PROBLEM —
Please restate the data that follows word for word, with the pictures left out.

PROVIDED RECORDS —
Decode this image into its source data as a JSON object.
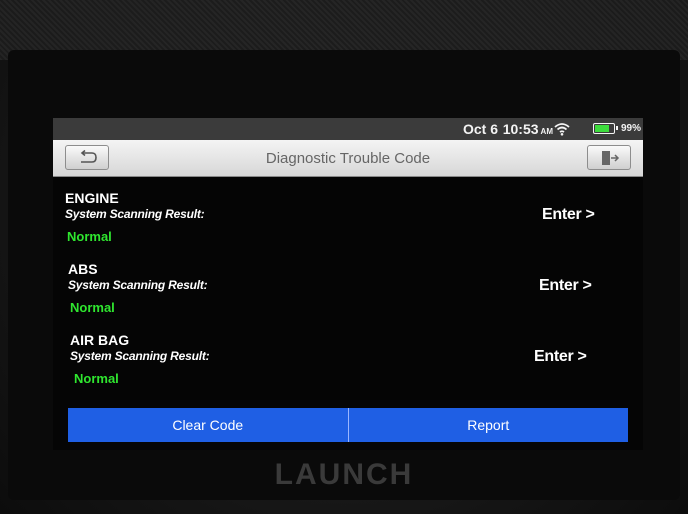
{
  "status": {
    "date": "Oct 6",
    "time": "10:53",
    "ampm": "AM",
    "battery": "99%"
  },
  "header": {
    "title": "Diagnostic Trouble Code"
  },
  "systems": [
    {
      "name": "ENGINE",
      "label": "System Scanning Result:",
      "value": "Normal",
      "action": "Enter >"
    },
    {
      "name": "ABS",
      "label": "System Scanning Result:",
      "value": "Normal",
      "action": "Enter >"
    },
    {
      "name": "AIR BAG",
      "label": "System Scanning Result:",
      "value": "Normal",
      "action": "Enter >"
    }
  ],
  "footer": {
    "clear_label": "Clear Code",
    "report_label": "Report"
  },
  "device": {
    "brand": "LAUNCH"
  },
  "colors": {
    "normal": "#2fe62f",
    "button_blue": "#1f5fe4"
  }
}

EXERCISE OUTPUT —
Decode this image into its source data as a JSON object.
{
  "status": {
    "date": "Oct 6",
    "time": "10:53",
    "ampm": "AM",
    "battery": "99%"
  },
  "header": {
    "title": "Diagnostic Trouble Code"
  },
  "systems": [
    {
      "name": "ENGINE",
      "label": "System Scanning Result:",
      "value": "Normal",
      "action": "Enter >"
    },
    {
      "name": "ABS",
      "label": "System Scanning Result:",
      "value": "Normal",
      "action": "Enter >"
    },
    {
      "name": "AIR BAG",
      "label": "System Scanning Result:",
      "value": "Normal",
      "action": "Enter >"
    }
  ],
  "footer": {
    "clear_label": "Clear Code",
    "report_label": "Report"
  },
  "device": {
    "brand": "LAUNCH"
  },
  "colors": {
    "normal": "#2fe62f",
    "button_blue": "#1f5fe4"
  }
}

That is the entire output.